---------- Listed records
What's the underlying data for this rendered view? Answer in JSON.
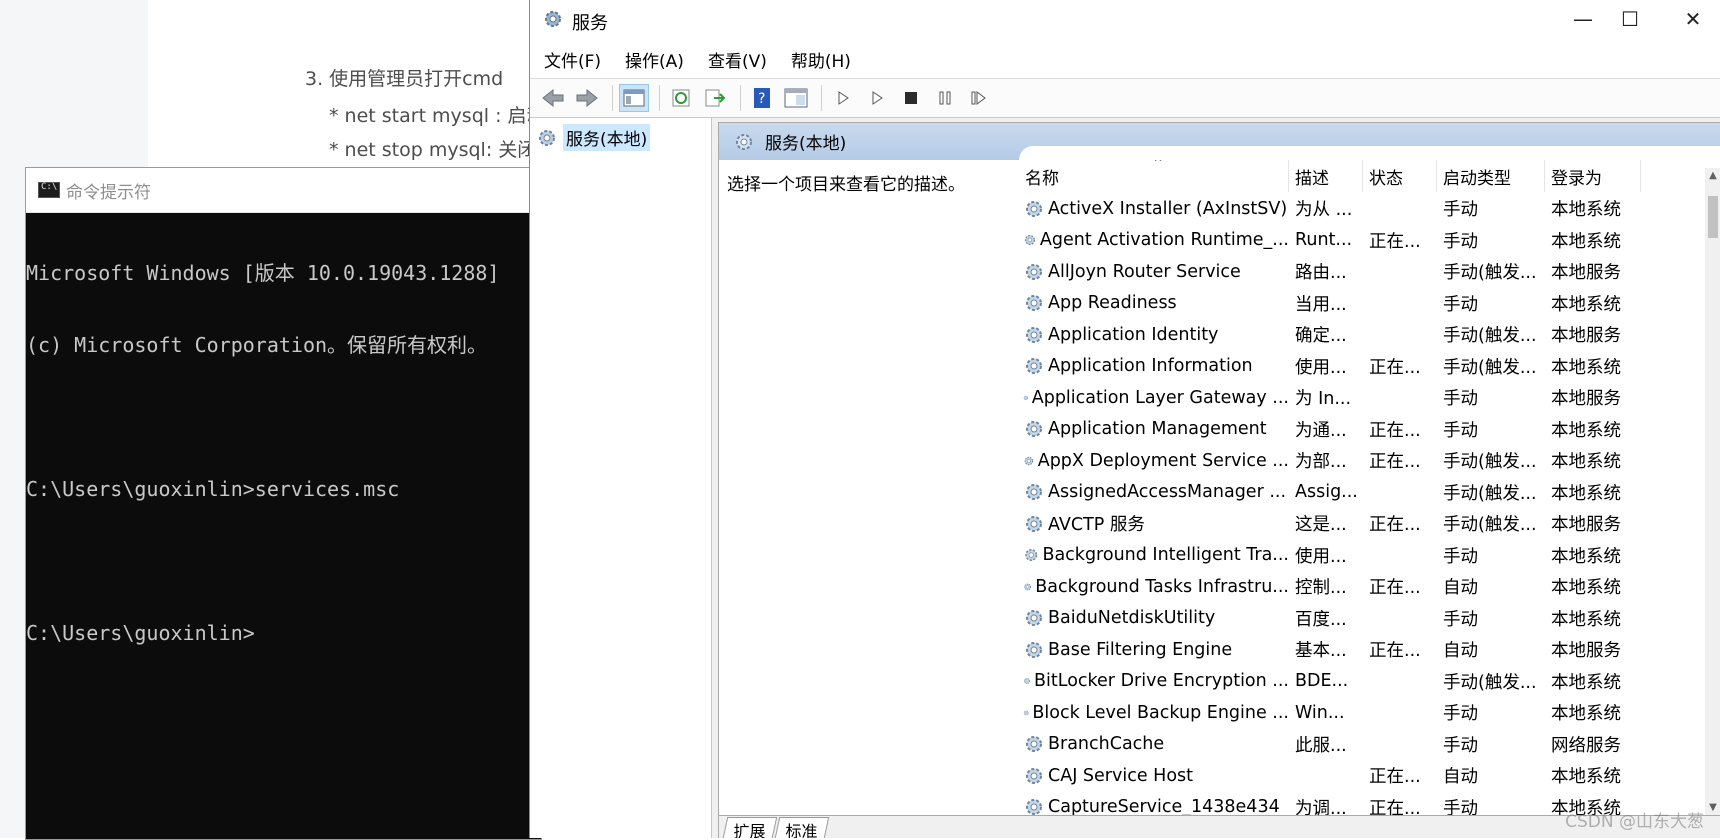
{
  "doc": {
    "step": "3. 使用管理员打开cmd",
    "bullet1": "* net start mysql : 启动",
    "bullet2": "* net stop mysql: 关闭"
  },
  "cmd": {
    "title": "命令提示符",
    "lines": [
      "Microsoft Windows [版本 10.0.19043.1288]",
      "(c) Microsoft Corporation。保留所有权利。",
      "",
      "C:\\Users\\guoxinlin>services.msc",
      "",
      "C:\\Users\\guoxinlin>"
    ]
  },
  "services_window": {
    "title": "服务",
    "minimize": "—",
    "maximize": "☐",
    "close": "✕",
    "menu": [
      "文件(F)",
      "操作(A)",
      "查看(V)",
      "帮助(H)"
    ],
    "tree_item": "服务(本地)",
    "panel_title": "服务(本地)",
    "description_prompt": "选择一个项目来查看它的描述。",
    "columns": [
      "名称",
      "描述",
      "状态",
      "启动类型",
      "登录为"
    ],
    "rows": [
      [
        "ActiveX Installer (AxInstSV)",
        "为从 ...",
        "",
        "手动",
        "本地系统"
      ],
      [
        "Agent Activation Runtime_...",
        "Runt...",
        "正在...",
        "手动",
        "本地系统"
      ],
      [
        "AllJoyn Router Service",
        "路由...",
        "",
        "手动(触发...",
        "本地服务"
      ],
      [
        "App Readiness",
        "当用...",
        "",
        "手动",
        "本地系统"
      ],
      [
        "Application Identity",
        "确定...",
        "",
        "手动(触发...",
        "本地服务"
      ],
      [
        "Application Information",
        "使用...",
        "正在...",
        "手动(触发...",
        "本地系统"
      ],
      [
        "Application Layer Gateway ...",
        "为 In...",
        "",
        "手动",
        "本地服务"
      ],
      [
        "Application Management",
        "为通...",
        "正在...",
        "手动",
        "本地系统"
      ],
      [
        "AppX Deployment Service ...",
        "为部...",
        "正在...",
        "手动(触发...",
        "本地系统"
      ],
      [
        "AssignedAccessManager ...",
        "Assig...",
        "",
        "手动(触发...",
        "本地系统"
      ],
      [
        "AVCTP 服务",
        "这是...",
        "正在...",
        "手动(触发...",
        "本地服务"
      ],
      [
        "Background Intelligent Tra...",
        "使用...",
        "",
        "手动",
        "本地系统"
      ],
      [
        "Background Tasks Infrastru...",
        "控制...",
        "正在...",
        "自动",
        "本地系统"
      ],
      [
        "BaiduNetdiskUtility",
        "百度...",
        "",
        "手动",
        "本地系统"
      ],
      [
        "Base Filtering Engine",
        "基本...",
        "正在...",
        "自动",
        "本地服务"
      ],
      [
        "BitLocker Drive Encryption ...",
        "BDE...",
        "",
        "手动(触发...",
        "本地系统"
      ],
      [
        "Block Level Backup Engine ...",
        "Win...",
        "",
        "手动",
        "本地系统"
      ],
      [
        "BranchCache",
        "此服...",
        "",
        "手动",
        "网络服务"
      ],
      [
        "CAJ Service Host",
        "",
        "正在...",
        "自动",
        "本地系统"
      ],
      [
        "CaptureService_1438e434",
        "为调...",
        "正在...",
        "手动",
        "本地系统"
      ]
    ],
    "tabs": [
      "扩展",
      "标准"
    ]
  },
  "watermark": "CSDN @山东大葱"
}
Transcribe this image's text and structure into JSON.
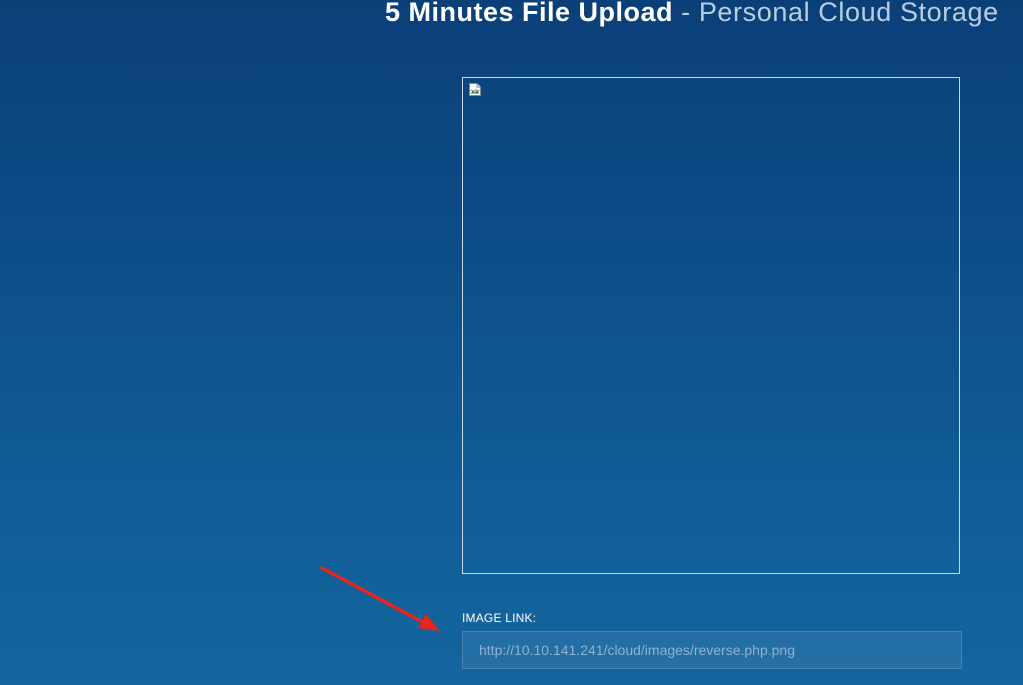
{
  "header": {
    "title_main": "5 Minutes File Upload",
    "separator": " - ",
    "subtitle": "Personal Cloud Storage"
  },
  "preview": {
    "icon": "broken-image-icon"
  },
  "image_link": {
    "label": "IMAGE LINK:",
    "value": "http://10.10.141.241/cloud/images/reverse.php.png"
  },
  "annotation": {
    "icon": "red-arrow",
    "color": "#e8241d"
  },
  "colors": {
    "background_top": "#0b3f78",
    "background_bottom": "#1466a0"
  }
}
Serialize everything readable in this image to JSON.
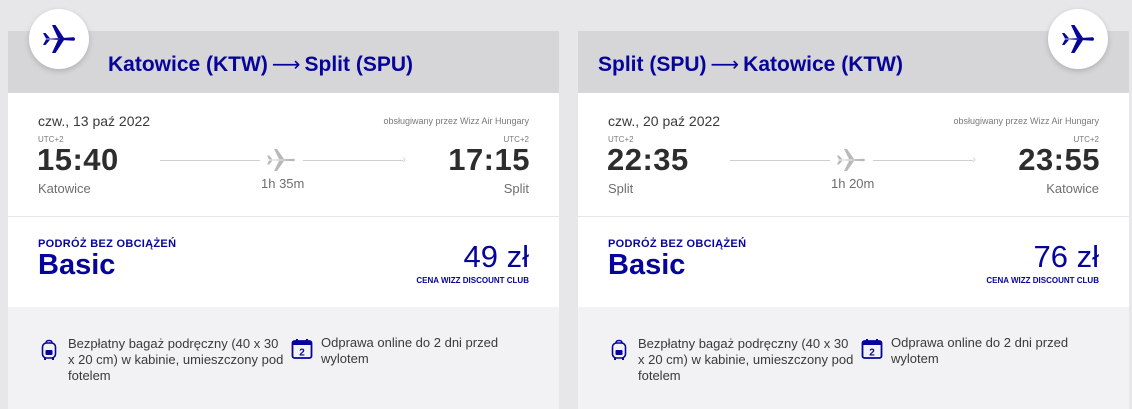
{
  "flights": [
    {
      "route": {
        "from": "Katowice (KTW)",
        "arrow": "⟶",
        "to": "Split (SPU)"
      },
      "date": "czw., 13 paź 2022",
      "operated_by": "obsługiwany przez Wizz Air Hungary",
      "departure": {
        "utc": "UTC+2",
        "time": "15:40",
        "city": "Katowice"
      },
      "arrival": {
        "utc": "UTC+2",
        "time": "17:15",
        "city": "Split"
      },
      "duration": "1h 35m",
      "fare": {
        "eyebrow": "PODRÓŻ BEZ OBCIĄŻEŃ",
        "name": "Basic",
        "price": "49 zł",
        "sub": "CENA WIZZ DISCOUNT CLUB"
      },
      "benefits": {
        "bag": "Bezpłatny bagaż podręczny (40 x 30 x 20 cm) w kabinie, umieszczony pod fotelem",
        "checkin_icon_text": "2",
        "checkin": "Odprawa online do 2 dni przed wylotem"
      }
    },
    {
      "route": {
        "from": "Split (SPU)",
        "arrow": "⟶",
        "to": "Katowice (KTW)"
      },
      "date": "czw., 20 paź 2022",
      "operated_by": "obsługiwany przez Wizz Air Hungary",
      "departure": {
        "utc": "UTC+2",
        "time": "22:35",
        "city": "Split"
      },
      "arrival": {
        "utc": "UTC+2",
        "time": "23:55",
        "city": "Katowice"
      },
      "duration": "1h 20m",
      "fare": {
        "eyebrow": "PODRÓŻ BEZ OBCIĄŻEŃ",
        "name": "Basic",
        "price": "76 zł",
        "sub": "CENA WIZZ DISCOUNT CLUB"
      },
      "benefits": {
        "bag": "Bezpłatny bagaż podręczny (40 x 30 x 20 cm) w kabinie, umieszczony pod fotelem",
        "checkin_icon_text": "2",
        "checkin": "Odprawa online do 2 dni przed wylotem"
      }
    }
  ],
  "icons": {
    "badge": "airplane-icon",
    "timeline": "airplane-icon",
    "bag": "backpack-icon",
    "checkin": "calendar-icon"
  },
  "colors": {
    "brand": "#06049a",
    "header_bg": "#d6d6d9",
    "benefits_bg": "#f2f2f4",
    "page_bg": "#e7e7ea"
  }
}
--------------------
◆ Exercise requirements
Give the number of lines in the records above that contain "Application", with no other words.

◆ Solution for this problem
4